Finally, there’s the frustratingly predictable US response to Shireen’s killing that was on display at the State Department briefing the day of the killing. State Department spokesperson Ned Price began on a sympathetic note, saying, “[W]e are absolutely heartbroken to learn of the killing of Palestinian American journalist Shireen Abu Akleh.… We send our deepest condolences…and strongly condemn her killing as we do the killing of journalists around the world…. We call for and immediate and thorough and full investigation and full accountability. Investigating attacks on independent media and prosecuting those responsible are of paramount importance.”
That resolve, however, faded under intense questioning by the journalists present at the press session. While insisting that the investigation be full and thorough and that there be accountability, Price resorted to the usual deflections. When reporters pointed to instances where Israel either exonerated itself or only offered a slap on the wrist to its forces who had been found guilty of atrocities, Price would only reaffirm that the United States had full confidence in Israel’s ability to investigate itself.

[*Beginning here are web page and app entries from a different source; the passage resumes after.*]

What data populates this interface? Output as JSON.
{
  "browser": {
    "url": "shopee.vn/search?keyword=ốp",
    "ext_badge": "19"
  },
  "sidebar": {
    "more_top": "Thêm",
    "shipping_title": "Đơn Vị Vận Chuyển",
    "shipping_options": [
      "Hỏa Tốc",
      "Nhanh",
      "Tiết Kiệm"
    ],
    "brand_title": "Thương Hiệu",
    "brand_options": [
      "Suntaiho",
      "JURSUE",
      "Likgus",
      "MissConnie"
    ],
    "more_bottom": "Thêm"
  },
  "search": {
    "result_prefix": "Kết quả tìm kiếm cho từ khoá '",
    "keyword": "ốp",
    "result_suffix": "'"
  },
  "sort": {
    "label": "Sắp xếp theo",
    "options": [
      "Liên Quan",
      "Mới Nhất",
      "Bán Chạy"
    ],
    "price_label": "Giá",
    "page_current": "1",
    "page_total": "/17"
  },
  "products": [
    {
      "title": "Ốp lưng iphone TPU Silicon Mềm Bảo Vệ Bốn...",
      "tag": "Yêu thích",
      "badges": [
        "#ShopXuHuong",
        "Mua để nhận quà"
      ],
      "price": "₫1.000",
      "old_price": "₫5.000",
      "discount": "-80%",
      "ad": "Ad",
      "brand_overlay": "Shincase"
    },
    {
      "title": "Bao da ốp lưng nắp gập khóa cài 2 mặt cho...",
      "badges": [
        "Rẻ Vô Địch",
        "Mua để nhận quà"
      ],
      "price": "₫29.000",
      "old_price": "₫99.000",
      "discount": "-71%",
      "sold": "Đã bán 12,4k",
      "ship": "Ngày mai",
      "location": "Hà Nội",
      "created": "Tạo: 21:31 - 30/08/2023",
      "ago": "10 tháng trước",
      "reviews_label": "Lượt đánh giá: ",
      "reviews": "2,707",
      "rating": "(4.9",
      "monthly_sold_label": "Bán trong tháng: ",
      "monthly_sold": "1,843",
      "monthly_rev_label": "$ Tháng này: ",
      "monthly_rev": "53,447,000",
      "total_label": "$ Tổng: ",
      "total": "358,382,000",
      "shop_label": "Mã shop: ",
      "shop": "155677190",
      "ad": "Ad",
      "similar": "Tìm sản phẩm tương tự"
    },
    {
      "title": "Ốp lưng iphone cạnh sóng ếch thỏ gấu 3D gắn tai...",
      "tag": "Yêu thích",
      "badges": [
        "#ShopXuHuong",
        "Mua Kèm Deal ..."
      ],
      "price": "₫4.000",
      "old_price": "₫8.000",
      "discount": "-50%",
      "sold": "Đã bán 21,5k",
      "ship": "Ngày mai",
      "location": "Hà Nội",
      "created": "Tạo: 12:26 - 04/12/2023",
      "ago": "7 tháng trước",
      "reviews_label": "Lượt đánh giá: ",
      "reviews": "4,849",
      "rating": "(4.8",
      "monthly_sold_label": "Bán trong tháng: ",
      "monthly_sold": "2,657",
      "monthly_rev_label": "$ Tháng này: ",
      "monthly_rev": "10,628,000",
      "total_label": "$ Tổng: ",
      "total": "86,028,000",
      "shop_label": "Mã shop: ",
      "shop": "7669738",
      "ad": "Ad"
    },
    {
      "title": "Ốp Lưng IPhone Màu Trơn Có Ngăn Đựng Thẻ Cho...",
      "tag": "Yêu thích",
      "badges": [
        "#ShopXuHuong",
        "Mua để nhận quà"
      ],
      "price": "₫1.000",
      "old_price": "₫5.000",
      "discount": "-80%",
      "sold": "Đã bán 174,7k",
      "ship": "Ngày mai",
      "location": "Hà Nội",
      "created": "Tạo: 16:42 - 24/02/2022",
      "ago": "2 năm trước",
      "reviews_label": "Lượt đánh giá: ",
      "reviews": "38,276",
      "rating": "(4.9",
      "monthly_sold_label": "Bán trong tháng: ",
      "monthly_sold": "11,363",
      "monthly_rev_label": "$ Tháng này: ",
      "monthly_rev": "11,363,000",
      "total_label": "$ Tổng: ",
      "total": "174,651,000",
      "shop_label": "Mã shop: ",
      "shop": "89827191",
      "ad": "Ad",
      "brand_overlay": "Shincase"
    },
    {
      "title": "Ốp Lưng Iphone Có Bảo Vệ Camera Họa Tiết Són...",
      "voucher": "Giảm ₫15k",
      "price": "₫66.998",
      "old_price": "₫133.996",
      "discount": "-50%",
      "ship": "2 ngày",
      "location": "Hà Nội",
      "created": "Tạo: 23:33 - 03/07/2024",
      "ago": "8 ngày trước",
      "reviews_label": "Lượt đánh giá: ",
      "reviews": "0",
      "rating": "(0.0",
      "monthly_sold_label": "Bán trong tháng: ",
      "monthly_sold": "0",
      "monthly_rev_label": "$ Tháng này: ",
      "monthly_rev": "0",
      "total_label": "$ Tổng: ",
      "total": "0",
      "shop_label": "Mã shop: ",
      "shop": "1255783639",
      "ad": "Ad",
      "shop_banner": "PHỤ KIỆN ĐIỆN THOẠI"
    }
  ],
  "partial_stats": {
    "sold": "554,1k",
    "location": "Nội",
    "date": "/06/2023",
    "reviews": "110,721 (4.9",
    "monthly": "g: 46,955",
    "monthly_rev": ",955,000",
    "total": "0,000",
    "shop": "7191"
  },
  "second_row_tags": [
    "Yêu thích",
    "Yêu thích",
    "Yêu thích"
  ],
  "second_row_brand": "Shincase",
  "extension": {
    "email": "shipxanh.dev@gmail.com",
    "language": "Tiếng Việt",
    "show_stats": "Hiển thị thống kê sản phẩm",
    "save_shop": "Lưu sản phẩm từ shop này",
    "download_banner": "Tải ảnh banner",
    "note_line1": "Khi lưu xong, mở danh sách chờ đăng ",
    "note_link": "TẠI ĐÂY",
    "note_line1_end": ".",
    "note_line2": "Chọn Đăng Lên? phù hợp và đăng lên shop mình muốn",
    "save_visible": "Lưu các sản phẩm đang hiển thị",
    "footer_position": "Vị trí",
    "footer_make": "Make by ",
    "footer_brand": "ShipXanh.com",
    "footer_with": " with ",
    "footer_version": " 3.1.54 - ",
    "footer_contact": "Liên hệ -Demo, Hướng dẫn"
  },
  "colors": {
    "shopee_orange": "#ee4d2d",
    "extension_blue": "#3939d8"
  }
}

The US refusal to hold Israel to the same standard it insists upon for other countries is upsetting. More so in this case because Shireen is a journalist and a US citizen. In the more than four decades that I’ve been bringing cases of US citizens who’ve been killed by Israel, arrested without charge, tortured, had properties confiscated, or been denied entry to the country, the US response has been the same: expressions of concern, quietly discussing the matter with the Israelis, and then doing nothing, as the issue is forgotten.
The result is that Israel operates with a sense of impunity, and Palestinians are left defenseless. In the case of Palestinian Americans, the message sent is that, to the Israelis and to our own government, our US citizenship offers no special protection.
And so, I’m furious.